How do we roll? Miss South Carolina Brooke Mosteller touts our mobile homes

Miss South Carolina 2013 Brooke Mosteller is crowned in July by Ali Rogers, last year's winner. She is now Brooke Burris and is chair of the Tri-County Human Trafficking Task Force.

When people think about societal problems, they usually think of crime, poverty, substance abuse, the burgeoning and undertreated mental health crisis in addition to a host of other ailments. In the world of crime, we’re prone to thinking of all sorts of things. For most folks, though, sex crimes aren’t necessarily high on the list, although obviously rape is major concern that at one time used to be considered a capital offense.

Technically, “the world’s oldest profession” (prostitution) is illegal throughout most of the country, but a lot of people don’t really get too upset about it as long as no one gets hurt and with the further understanding that consenting adults are involved.

But what exactly is sex trafficking and how does it differ from routine prostitution? The term “sex trafficking” sounds kind of benign on the surface probably because most of us don’t really understand what it means. What’s being trafficked — inanimate sex toys, pornography, what? Hasn’t that always been routine business? If people are to be considered, the term sounds malevolent, as in forced labor (so to speak), a type of slavery. But that kind of thing doesn’t really go on here. That’s more Third World countries, parts of the old Soviet Union and Southeast Asia, right?

Wrong. It’s a problem and I’d be willing to bet most people don’t understand how big a problem it is — right here in the USA. I certainly didn’t have a satisfactory grasp of the matter at all until a recent conversation with Brooke M. Burris, a 2016 USC Law grad (and a former Miss South Carolina), who became passionate about this major societal issue while in law school, and is now the first chair of the newly-formed Tri-County Human Trafficking Task Force.

Mrs. Burris worked on human trafficking prevention for a year in San Diego as director of policy with the William D. Lynch Foundation for Children. Its founder, philanthropist Bill Lynch, has an interest in working with Brooke and raising awareness here in South Carolina. She is further locally assisted by Dr. Bob Kahle, director of research for the College of Charleston’s Riley Center for Livable Communities, and also Barbara Brown, former FBI Special Agent for human trafficking cases in Atlanta who now lives in Mount Pleasant.
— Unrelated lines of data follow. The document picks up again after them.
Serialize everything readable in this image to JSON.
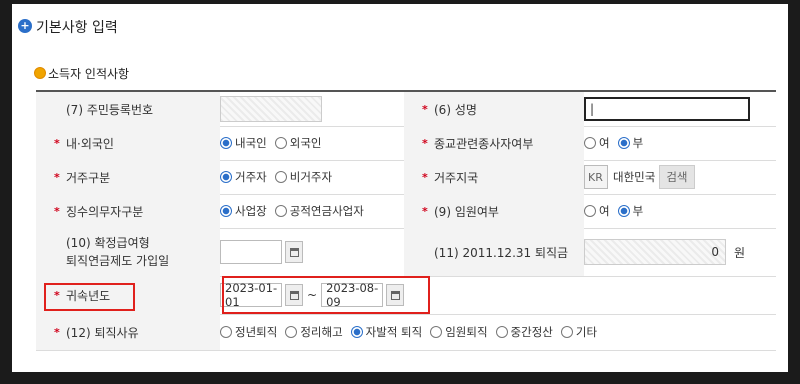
{
  "section": {
    "title": "기본사항 입력",
    "subtitle": "소득자 인적사항",
    "title_icon": "plus-circle-icon",
    "subtitle_icon": "bullet-icon"
  },
  "rows": {
    "r1": {
      "l1": "(7) 주민등록번호",
      "l2": "(6) 성명",
      "name_value": "|"
    },
    "r2": {
      "l1": "내·외국인",
      "o1": "내국인",
      "o2": "외국인",
      "l2": "종교관련종사자여부",
      "o3": "여",
      "o4": "부"
    },
    "r3": {
      "l1": "거주구분",
      "o1": "거주자",
      "o2": "비거주자",
      "l2": "거주지국",
      "code": "KR",
      "country": "대한민국",
      "search": "검색"
    },
    "r4": {
      "l1": "징수의무자구분",
      "o1": "사업장",
      "o2": "공적연금사업자",
      "l2": "(9) 임원여부",
      "o3": "여",
      "o4": "부"
    },
    "r5": {
      "l1a": "(10) 확정급여형",
      "l1b": "퇴직연금제도 가입일",
      "l2": "(11) 2011.12.31 퇴직금",
      "amount": "0",
      "unit": "원"
    },
    "r6": {
      "l1": "귀속년도",
      "from": "2023-01-01",
      "tilde": "~",
      "to": "2023-08-09"
    },
    "r7": {
      "l1": "(12) 퇴직사유",
      "o1": "정년퇴직",
      "o2": "정리해고",
      "o3": "자발적 퇴직",
      "o4": "임원퇴직",
      "o5": "중간정산",
      "o6": "기타"
    }
  },
  "colors": {
    "accent": "#2b6fc9",
    "required": "#d0021b",
    "highlight": "#e0201c"
  }
}
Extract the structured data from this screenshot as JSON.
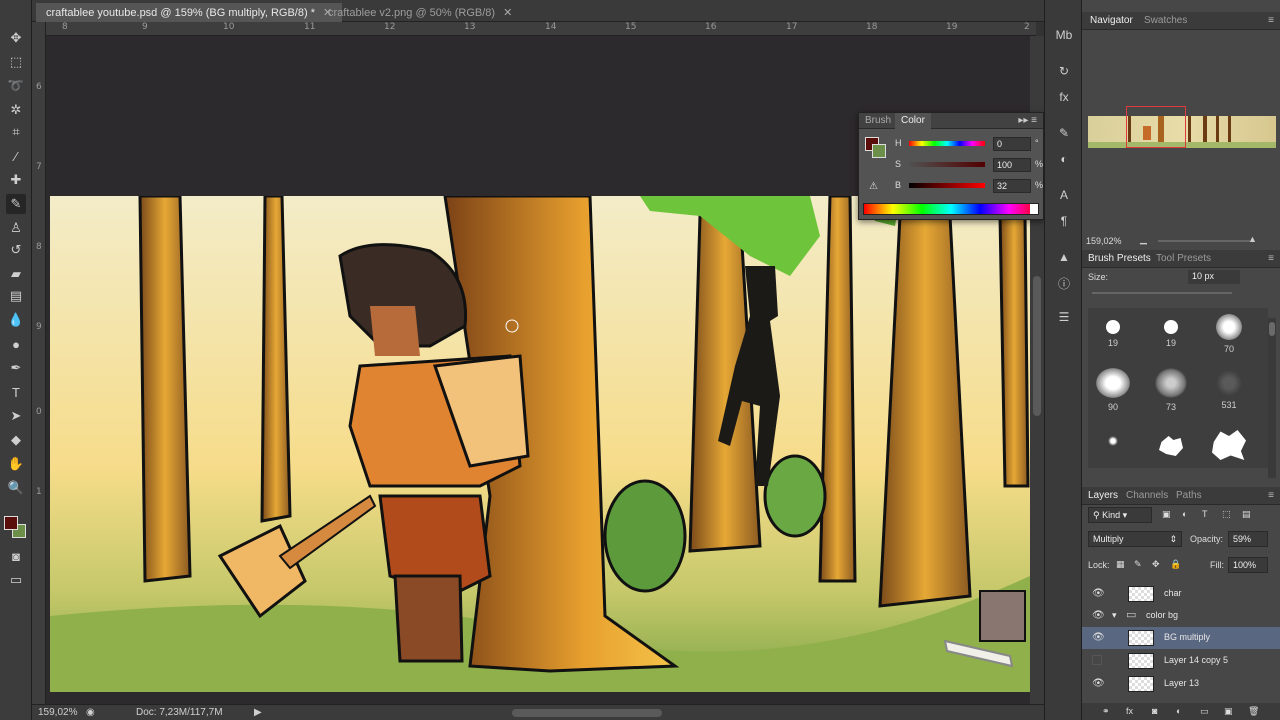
{
  "tabs": [
    {
      "label": "craftablee youtube.psd @ 159% (BG multiply, RGB/8) *",
      "active": true
    },
    {
      "label": "craftablee v2.png @ 50% (RGB/8)",
      "active": false
    }
  ],
  "ruler_h_labels": [
    "8",
    "9",
    "10",
    "11",
    "12",
    "13",
    "14",
    "15",
    "16",
    "17",
    "18",
    "19",
    "2"
  ],
  "ruler_v_labels": [
    "6",
    "7",
    "8",
    "9",
    "0",
    "1"
  ],
  "color_panel": {
    "tabs": [
      "Brush",
      "Color"
    ],
    "h": {
      "label": "H",
      "value": "0",
      "unit": "°"
    },
    "s": {
      "label": "S",
      "value": "100",
      "unit": "%"
    },
    "b": {
      "label": "B",
      "value": "32",
      "unit": "%"
    },
    "foreground": "#5a0e0c",
    "background": "#6c8f4a"
  },
  "navigator": {
    "tabs": [
      "Navigator",
      "Swatches"
    ],
    "zoom": "159,02%"
  },
  "brush_presets": {
    "tabs": [
      "Brush Presets",
      "Tool Presets"
    ],
    "size_label": "Size:",
    "size_value": "10 px",
    "brushes": [
      "19",
      "19",
      "70",
      "90",
      "73",
      "531"
    ]
  },
  "layers": {
    "tabs": [
      "Layers",
      "Channels",
      "Paths"
    ],
    "kind": "Kind",
    "blend_mode": "Multiply",
    "opacity_label": "Opacity:",
    "opacity_value": "59%",
    "lock_label": "Lock:",
    "fill_label": "Fill:",
    "fill_value": "100%",
    "items": [
      {
        "name": "char",
        "visible": true,
        "selected": false
      },
      {
        "name": "color bg",
        "visible": true,
        "selected": false,
        "group": true
      },
      {
        "name": "BG multiply",
        "visible": true,
        "selected": true
      },
      {
        "name": "Layer 14 copy 5",
        "visible": false,
        "selected": false
      },
      {
        "name": "Layer 13",
        "visible": true,
        "selected": false
      }
    ]
  },
  "status": {
    "zoom": "159,02%",
    "doc": "Doc: 7,23M/117,7M"
  },
  "colors": {
    "foreground": "#5a0e0c",
    "background": "#6c8f4a",
    "selected_layer": "#5a6781"
  }
}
In speaking with Brooke, it’s clear she is very emotionally connected with the victims of sex trafficking — many of whom happen to be children — and disgusted by the great injustices “pimps” inflict upon their victims, who rarely get the proper help or see their tormentors appropriately prosecuted. She feels violation of this sort involving young girls and women is ultimately bad for all of society and that something needs to be done about it.

Unfortunately, obvious targets are young runaways who might initially be seduced by the lure of money and the excitement of rebellion, but will ultimately be coerced through fraudulent manipulation, trickery, drugs, physical intimidation and the looming threat of being totally broke, hungry and with no roof over their heads. A fundamental difference between ordinary prostitution and trafficking is the ultimate lack of consent afflicting those in the latter group.

This will be hard to read, but some of the trafficked victims will serve up to 10-15 clients per day and will make up to $1,000 for a day’s work — mostly in cash. Imagine what one day of work would do to one’s psyche under these conditions, and then imagine what it would do day ... after day ... after day ...

The objective of these organizations is literally to rescue trafficking victims from bondage and on Brooke’s bucket list are a local multidisciplinary site, federal aid, and a multi-pronged law enforcement approach targeting clients, pimps and even commercial accommodations that facilitate this type of activity when it’s perfectly obvious, for example, that something really awful is happening involving a minor.

Sex and child trafficking are a significant local (and national) problem and, I, with my head in the sand really didn’t have a clue.

It should further be mentioned that two child advocacy centers, Dee Norton and Dorchester Children’s are involved as well and lead a child sex trafficking workgroup for the area.

Please visit the tricountytaskforce.org website, get involved and please consider helping out (and that would include with a check, btw.) Peoples’ lives are truly at stake. Brooke may be reached at bburris@lynchfoundationforchildren.org.

Edward M. Gilbreth is a Charleston physician. Reach him at edwardgilbreth@comcast.net.